No matter where you stay in Wailea, access to the three golf courses is easy. The Wailea Gold course is the Robert Trent Jones Jr. design that hosted the Wendy's Champions Tour Skins Game for several years. One can hit away here and not lose too many golf balls, but accuracy is required for scoring. The ocean views are superb, the course is always in good shape and one can't beat Seawatch Restaurant for its wide-open ocean views as you're enjoying a Hawaiian-style fish sandwich after the round.
Measuring more than 7,000 for the best players, average golfers play it from the 6,653-yard blue or 6,152-yard white tees. Women play the course at around 5,400 yards. From the appropriate set of tees, the design is a test of your game, but never demoralizing. The Emerald Course and the older Blue Course are the other golf options here.
Public courses on Maui well worth playing include the Dunes at Maui Lani (www.dunesatmauilani.com), Kahili (www.kahiligolf.com - formerly called Sandalwood) and Elleair (www.elleairmauigolfclub.com - formerly called Silversword). Of these choices, the Dunes at Maui Lani, a Robin Nelson design, is one of the locals' favorites. It plays among some dunes near Maui's main airport, with a variety of fun and memorable holes.
In Hawaii, there's a saying, "Maui no ka oi," meaning, "Maui is the best." That's a statement hard to argue, particularly for those of us mad about the islands.

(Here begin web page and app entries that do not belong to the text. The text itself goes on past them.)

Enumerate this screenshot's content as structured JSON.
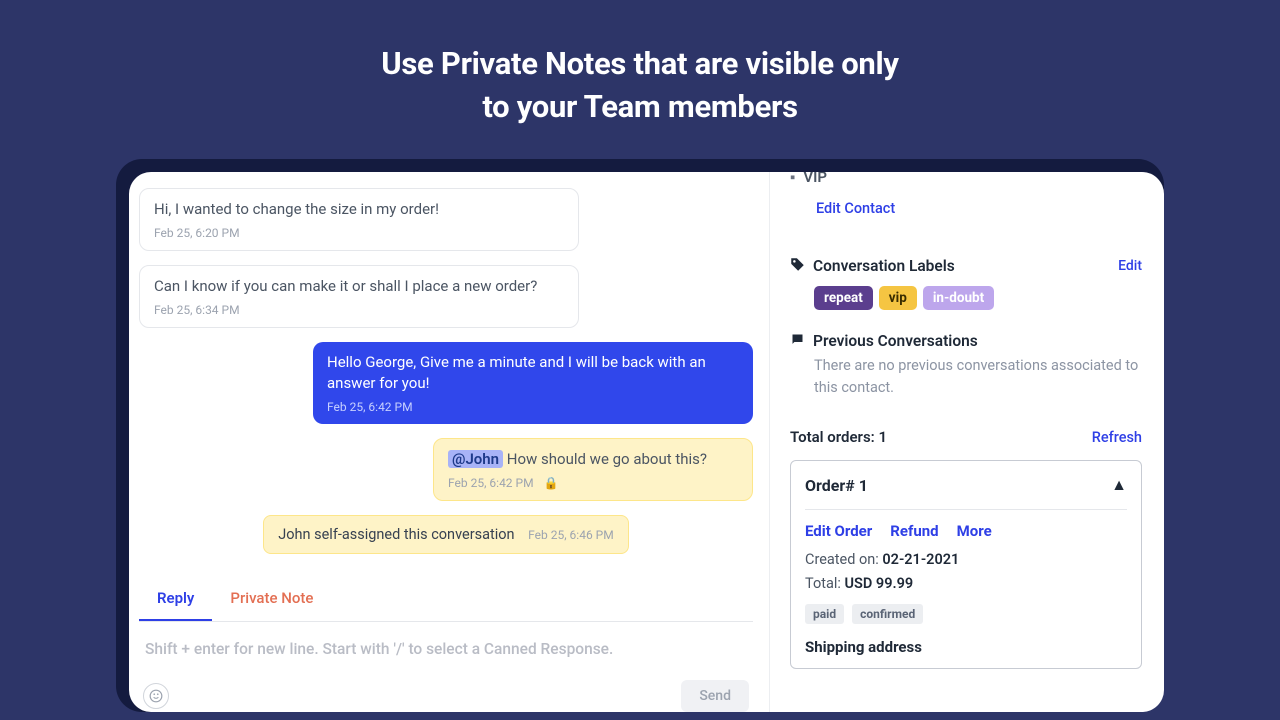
{
  "headline_l1": "Use Private Notes that are visible only",
  "headline_l2": "to your Team members",
  "messages": {
    "m1": {
      "text": "Hi, I wanted to change the size in my order!",
      "ts": "Feb 25, 6:20 PM"
    },
    "m2": {
      "text": "Can I know if you can make it or shall I place a new order?",
      "ts": "Feb 25, 6:34 PM"
    },
    "m3": {
      "text": "Hello George, Give me a minute and I will be back with an answer for you!",
      "ts": "Feb 25, 6:42 PM"
    },
    "m4": {
      "mention": "@John",
      "text": " How should we go about this?",
      "ts": "Feb 25, 6:42 PM"
    },
    "sys": {
      "text": "John self-assigned this conversation",
      "ts": "Feb 25, 6:46 PM"
    }
  },
  "composer": {
    "tab_reply": "Reply",
    "tab_note": "Private Note",
    "placeholder": "Shift + enter for new line. Start with '/' to select a Canned Response.",
    "send": "Send"
  },
  "sidebar": {
    "vip_tag": "VIP",
    "edit_contact": "Edit Contact",
    "labels_title": "Conversation Labels",
    "edit": "Edit",
    "labels": {
      "repeat": "repeat",
      "vip": "vip",
      "indoubt": "in-doubt"
    },
    "prev_title": "Previous Conversations",
    "prev_empty": "There are no previous conversations associated to this contact.",
    "total_orders_label": "Total orders: ",
    "total_orders": "1",
    "refresh": "Refresh",
    "order": {
      "title": "Order# 1",
      "edit": "Edit Order",
      "refund": "Refund",
      "more": "More",
      "created_label": "Created on: ",
      "created": "02-21-2021",
      "total_label": "Total: ",
      "total": "USD 99.99",
      "status_paid": "paid",
      "status_confirmed": "confirmed",
      "shipping_h": "Shipping address"
    }
  }
}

Award-winning publisher, editor, writer and photographer George Fuller has been covering golf travel and lifestyle for more than 30 years. From 1992 to 1997 he was editor of LINKS-The Best of Golf, based in Hilton Head, S.C. In 2005, after having spent several years in the Pacific starting two magazines for Continental Micronesia Airlines and writing two books, Fuller launched GOLF LIVING Magazine for the Los Angeles Times, a "super-regional" magazine of travel, real estate and the lifestyle surrounding the game of golf. In 2009, he helped redesign and re-launch TEXAS GOLFER, a magazine with 25 years of history in the Lone Star State. Most recently, Fuller partnered with Troon Golf to launch TROON GOLF & TRAVEL, a monthly eMagazine with an annual print component. In addition, Fuller's newspapers and magazines credits include TIME, Wall Street Journal, San Francisco Chronicle, The Los Angeles Times, Robb Report, Coastal Living, Palm Springs Life, Estates West, GOLF Magazine, Golf Digest, Travel & Leisure Golf, LINKS, Successful Meetings, Honolulu and many others. He has reported for Reuters, United Press International (UPI), written for Copley News Service and is a regular on-line travel correspondent for Cybergolf. Based in Pacific Palisades, Calif., he can be contacted at firstname.lastname@example.org or 310/245-9550.